What is expected » Copy out all of the entries exactly as they appear.

Records shown »

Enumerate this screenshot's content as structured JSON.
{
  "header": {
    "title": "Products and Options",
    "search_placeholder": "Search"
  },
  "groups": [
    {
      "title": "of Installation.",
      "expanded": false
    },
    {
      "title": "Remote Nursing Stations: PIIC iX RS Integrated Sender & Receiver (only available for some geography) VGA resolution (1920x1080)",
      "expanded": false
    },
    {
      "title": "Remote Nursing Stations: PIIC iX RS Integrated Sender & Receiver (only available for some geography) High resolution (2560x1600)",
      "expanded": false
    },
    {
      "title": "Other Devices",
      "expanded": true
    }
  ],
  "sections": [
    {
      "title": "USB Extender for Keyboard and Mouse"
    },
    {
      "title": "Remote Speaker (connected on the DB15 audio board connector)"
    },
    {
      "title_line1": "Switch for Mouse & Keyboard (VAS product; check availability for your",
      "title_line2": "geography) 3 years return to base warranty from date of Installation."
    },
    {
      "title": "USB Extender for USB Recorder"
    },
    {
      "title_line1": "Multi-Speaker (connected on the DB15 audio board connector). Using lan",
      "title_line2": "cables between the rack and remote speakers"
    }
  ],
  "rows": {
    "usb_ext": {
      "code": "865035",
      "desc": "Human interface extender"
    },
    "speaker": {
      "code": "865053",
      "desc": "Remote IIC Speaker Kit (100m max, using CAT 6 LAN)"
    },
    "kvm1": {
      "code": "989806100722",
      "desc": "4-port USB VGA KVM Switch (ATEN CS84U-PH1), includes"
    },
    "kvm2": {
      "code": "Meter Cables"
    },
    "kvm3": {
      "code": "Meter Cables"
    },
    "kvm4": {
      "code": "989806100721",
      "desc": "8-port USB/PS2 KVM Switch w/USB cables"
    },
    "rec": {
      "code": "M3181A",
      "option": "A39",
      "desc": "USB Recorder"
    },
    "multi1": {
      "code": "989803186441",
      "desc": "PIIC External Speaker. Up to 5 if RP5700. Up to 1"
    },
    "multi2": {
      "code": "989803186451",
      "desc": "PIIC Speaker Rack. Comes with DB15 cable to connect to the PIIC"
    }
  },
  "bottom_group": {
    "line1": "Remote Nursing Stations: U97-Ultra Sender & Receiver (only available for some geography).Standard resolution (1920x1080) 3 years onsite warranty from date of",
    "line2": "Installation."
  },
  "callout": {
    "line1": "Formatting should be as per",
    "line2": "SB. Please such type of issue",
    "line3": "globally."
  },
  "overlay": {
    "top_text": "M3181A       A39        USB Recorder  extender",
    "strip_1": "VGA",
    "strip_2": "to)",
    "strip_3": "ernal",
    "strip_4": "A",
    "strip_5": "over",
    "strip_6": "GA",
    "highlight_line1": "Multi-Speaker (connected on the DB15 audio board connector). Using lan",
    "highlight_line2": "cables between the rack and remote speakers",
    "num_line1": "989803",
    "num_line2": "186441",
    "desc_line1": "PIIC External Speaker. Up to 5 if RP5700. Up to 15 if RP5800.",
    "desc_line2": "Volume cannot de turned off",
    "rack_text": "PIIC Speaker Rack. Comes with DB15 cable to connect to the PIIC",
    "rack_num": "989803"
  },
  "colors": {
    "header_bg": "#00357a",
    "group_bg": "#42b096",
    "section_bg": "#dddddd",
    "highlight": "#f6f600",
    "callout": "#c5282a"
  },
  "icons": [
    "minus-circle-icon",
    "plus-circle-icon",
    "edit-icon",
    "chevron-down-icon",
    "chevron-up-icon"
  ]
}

Output below »
Enumerate this screenshot's content as structured JSON.
{
  "header": {
    "title": "Products and Options",
    "search_placeholder": "Search"
  },
  "groups": [
    {
      "title": "of Installation.",
      "expanded": false
    },
    {
      "title": "Remote Nursing Stations: PIIC iX RS Integrated Sender & Receiver (only available for some geography) VGA resolution (1920x1080)",
      "expanded": false
    },
    {
      "title": "Remote Nursing Stations: PIIC iX RS Integrated Sender & Receiver (only available for some geography) High resolution (2560x1600)",
      "expanded": false
    },
    {
      "title": "Other Devices",
      "expanded": true
    }
  ],
  "sections": [
    {
      "title": "USB Extender for Keyboard and Mouse"
    },
    {
      "title": "Remote Speaker (connected on the DB15 audio board connector)"
    },
    {
      "title_line1": "Switch for Mouse & Keyboard (VAS product; check availability for your",
      "title_line2": "geography) 3 years return to base warranty from date of Installation."
    },
    {
      "title": "USB Extender for USB Recorder"
    },
    {
      "title_line1": "Multi-Speaker (connected on the DB15 audio board connector). Using lan",
      "title_line2": "cables between the rack and remote speakers"
    }
  ],
  "rows": {
    "usb_ext": {
      "code": "865035",
      "desc": "Human interface extender"
    },
    "speaker": {
      "code": "865053",
      "desc": "Remote IIC Speaker Kit (100m max, using CAT 6 LAN)"
    },
    "kvm1": {
      "code": "989806100722",
      "desc": "4-port USB VGA KVM Switch (ATEN CS84U-PH1), includes"
    },
    "kvm2": {
      "code": "Meter Cables"
    },
    "kvm3": {
      "code": "Meter Cables"
    },
    "kvm4": {
      "code": "989806100721",
      "desc": "8-port USB/PS2 KVM Switch w/USB cables"
    },
    "rec": {
      "code": "M3181A",
      "option": "A39",
      "desc": "USB Recorder"
    },
    "multi1": {
      "code": "989803186441",
      "desc": "PIIC External Speaker. Up to 5 if RP5700. Up to 1"
    },
    "multi2": {
      "code": "989803186451",
      "desc": "PIIC Speaker Rack. Comes with DB15 cable to connect to the PIIC"
    }
  },
  "bottom_group": {
    "line1": "Remote Nursing Stations: U97-Ultra Sender & Receiver (only available for some geography).Standard resolution (1920x1080) 3 years onsite warranty from date of",
    "line2": "Installation."
  },
  "callout": {
    "line1": "Formatting should be as per",
    "line2": "SB. Please such type of issue",
    "line3": "globally."
  },
  "overlay": {
    "top_text": "M3181A       A39        USB Recorder  extender",
    "strip_1": "VGA",
    "strip_2": "to)",
    "strip_3": "ernal",
    "strip_4": "A",
    "strip_5": "over",
    "strip_6": "GA",
    "highlight_line1": "Multi-Speaker (connected on the DB15 audio board connector). Using lan",
    "highlight_line2": "cables between the rack and remote speakers",
    "num_line1": "989803",
    "num_line2": "186441",
    "desc_line1": "PIIC External Speaker. Up to 5 if RP5700. Up to 15 if RP5800.",
    "desc_line2": "Volume cannot de turned off",
    "rack_text": "PIIC Speaker Rack. Comes with DB15 cable to connect to the PIIC",
    "rack_num": "989803"
  },
  "colors": {
    "header_bg": "#00357a",
    "group_bg": "#42b096",
    "section_bg": "#dddddd",
    "highlight": "#f6f600",
    "callout": "#c5282a"
  },
  "icons": [
    "minus-circle-icon",
    "plus-circle-icon",
    "edit-icon",
    "chevron-down-icon",
    "chevron-up-icon"
  ]
}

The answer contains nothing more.